### TASK DIRECTIONS
State, as a number alone, how many lines of the entries contain the word "level".

(Dataset rows for apps and sites)
--- START ---

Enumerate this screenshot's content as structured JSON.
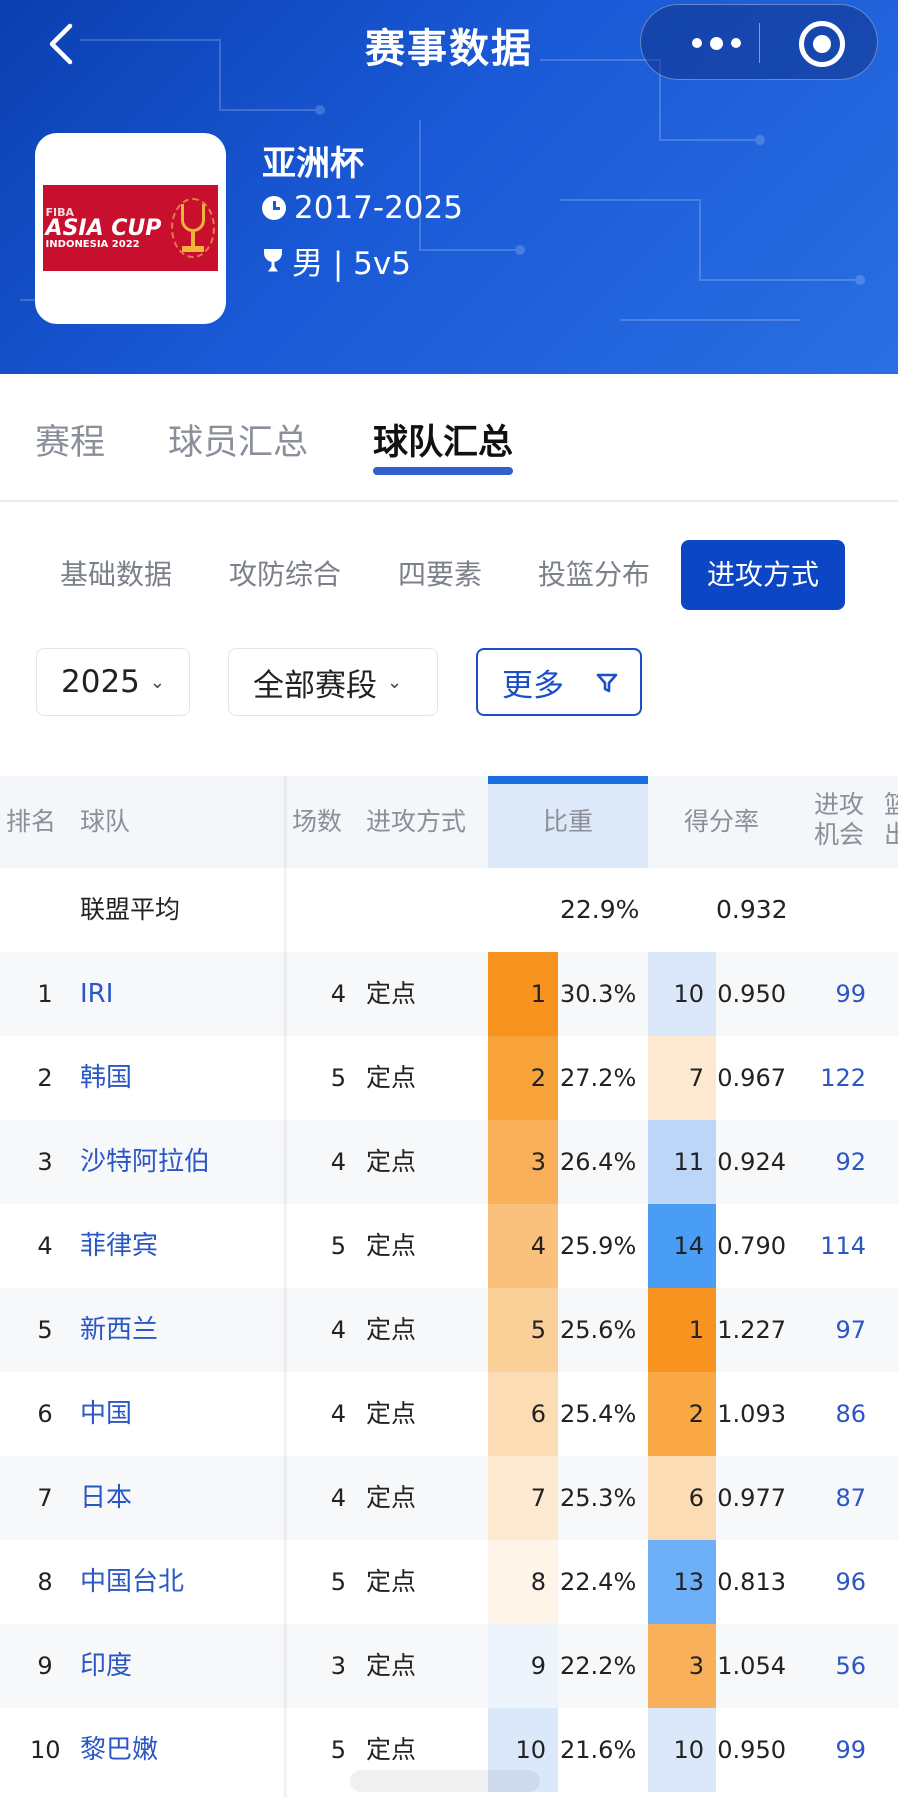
{
  "header": {
    "title": "赛事数据",
    "league_name": "亚洲杯",
    "seasons": "2017-2025",
    "gender_format": "男 | 5v5",
    "logo": {
      "fiba": "FIBA",
      "line1": "ASIA CUP",
      "line2": "INDONESIA 2022"
    }
  },
  "main_tabs": [
    {
      "label": "赛程",
      "active": false
    },
    {
      "label": "球员汇总",
      "active": false
    },
    {
      "label": "球队汇总",
      "active": true
    }
  ],
  "sub_tabs": [
    {
      "label": "基础数据",
      "active": false
    },
    {
      "label": "攻防综合",
      "active": false
    },
    {
      "label": "四要素",
      "active": false
    },
    {
      "label": "投篮分布",
      "active": false
    },
    {
      "label": "进攻方式",
      "active": true
    }
  ],
  "filters": {
    "season": "2025",
    "stage": "全部赛段",
    "more": "更多"
  },
  "table": {
    "headers": {
      "rank": "排名",
      "team": "球队",
      "games": "场数",
      "method": "进攻方式",
      "share": "比重",
      "score_rate": "得分率",
      "possessions_l1": "进攻",
      "possessions_l2": "机会",
      "extra_l1": "篮",
      "extra_l2": "出"
    },
    "average": {
      "label": "联盟平均",
      "share": "22.9%",
      "score_rate": "0.932"
    },
    "rows": [
      {
        "rank": "1",
        "team": "IRI",
        "games": "4",
        "method": "定点",
        "share_rank": "1",
        "share": "30.3%",
        "rate_rank": "10",
        "rate": "0.950",
        "poss": "99"
      },
      {
        "rank": "2",
        "team": "韩国",
        "games": "5",
        "method": "定点",
        "share_rank": "2",
        "share": "27.2%",
        "rate_rank": "7",
        "rate": "0.967",
        "poss": "122"
      },
      {
        "rank": "3",
        "team": "沙特阿拉伯",
        "games": "4",
        "method": "定点",
        "share_rank": "3",
        "share": "26.4%",
        "rate_rank": "11",
        "rate": "0.924",
        "poss": "92"
      },
      {
        "rank": "4",
        "team": "菲律宾",
        "games": "5",
        "method": "定点",
        "share_rank": "4",
        "share": "25.9%",
        "rate_rank": "14",
        "rate": "0.790",
        "poss": "114"
      },
      {
        "rank": "5",
        "team": "新西兰",
        "games": "4",
        "method": "定点",
        "share_rank": "5",
        "share": "25.6%",
        "rate_rank": "1",
        "rate": "1.227",
        "poss": "97"
      },
      {
        "rank": "6",
        "team": "中国",
        "games": "4",
        "method": "定点",
        "share_rank": "6",
        "share": "25.4%",
        "rate_rank": "2",
        "rate": "1.093",
        "poss": "86"
      },
      {
        "rank": "7",
        "team": "日本",
        "games": "4",
        "method": "定点",
        "share_rank": "7",
        "share": "25.3%",
        "rate_rank": "6",
        "rate": "0.977",
        "poss": "87"
      },
      {
        "rank": "8",
        "team": "中国台北",
        "games": "5",
        "method": "定点",
        "share_rank": "8",
        "share": "22.4%",
        "rate_rank": "13",
        "rate": "0.813",
        "poss": "96"
      },
      {
        "rank": "9",
        "team": "印度",
        "games": "3",
        "method": "定点",
        "share_rank": "9",
        "share": "22.2%",
        "rate_rank": "3",
        "rate": "1.054",
        "poss": "56"
      },
      {
        "rank": "10",
        "team": "黎巴嫩",
        "games": "5",
        "method": "定点",
        "share_rank": "10",
        "share": "21.6%",
        "rate_rank": "10",
        "rate": "0.950",
        "poss": "99"
      }
    ]
  },
  "colors": {
    "header_bg": "#1a59d6",
    "accent": "#0c46c4",
    "link": "#2a56c6",
    "share_rank_colors": [
      "#f7931e",
      "#f8a23a",
      "#f9b05a",
      "#fac17c",
      "#fbcf98",
      "#fcdcb4",
      "#fde9cf",
      "#fef4e8",
      "#eef4fc",
      "#dbe8fa"
    ],
    "rate_rank_colors": [
      "#fbe4c8",
      "#f7931e",
      "#f9a845",
      "#d8e7fb",
      "#fde8d0",
      "#4a9df5",
      "#6eb0f7",
      "#c9dcf8"
    ]
  }
}
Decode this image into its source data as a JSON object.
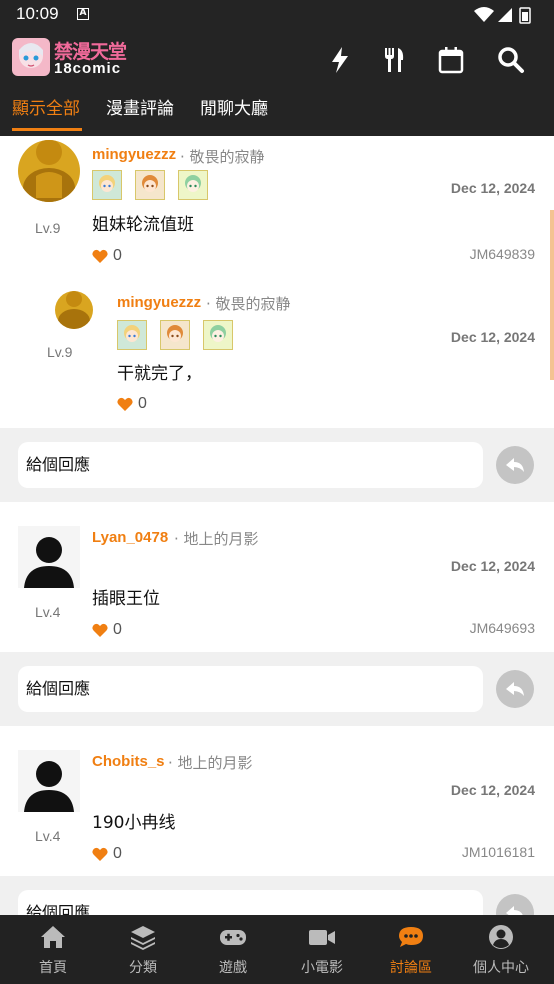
{
  "status_bar": {
    "time": "10:09",
    "notification_icon": "A"
  },
  "header": {
    "logo_text_cn": "禁漫天堂",
    "logo_text_en": "18comic",
    "icons": [
      "bolt-icon",
      "utensils-icon",
      "calendar-icon",
      "search-icon"
    ]
  },
  "tabs": [
    {
      "label": "顯示全部",
      "active": true
    },
    {
      "label": "漫畫評論",
      "active": false
    },
    {
      "label": "閒聊大廳",
      "active": false
    }
  ],
  "comments": [
    {
      "username": "mingyuezzz",
      "title": "· 敬畏的寂静",
      "level": "Lv.9",
      "date": "Dec 12, 2024",
      "text": "姐妹轮流值班",
      "likes": "0",
      "id": "JM649839",
      "replies": [
        {
          "username": "mingyuezzz",
          "title": "· 敬畏的寂静",
          "level": "Lv.9",
          "date": "Dec 12, 2024",
          "text": "干就完了，",
          "likes": "0"
        }
      ]
    },
    {
      "username": "Lyan_0478",
      "title": "· 地上的月影",
      "level": "Lv.4",
      "date": "Dec 12, 2024",
      "text": "插眼王位",
      "likes": "0",
      "id": "JM649693"
    },
    {
      "username": "Chobits_s",
      "title": "· 地上的月影",
      "level": "Lv.4",
      "date": "Dec 12, 2024",
      "text": "190小冉线",
      "likes": "0",
      "id": "JM1016181"
    }
  ],
  "reply_placeholder": "給個回應",
  "bottom_nav": [
    {
      "label": "首頁",
      "icon": "home-icon"
    },
    {
      "label": "分類",
      "icon": "layers-icon"
    },
    {
      "label": "遊戲",
      "icon": "gamepad-icon"
    },
    {
      "label": "小電影",
      "icon": "video-icon"
    },
    {
      "label": "討論區",
      "icon": "chat-icon",
      "active": true
    },
    {
      "label": "個人中心",
      "icon": "user-icon"
    }
  ],
  "colors": {
    "accent": "#f07f12",
    "bar_bg": "#242424",
    "content_bg": "#f0f0f0"
  }
}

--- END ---

### RESPONSE FOR THIS EXERCISE
4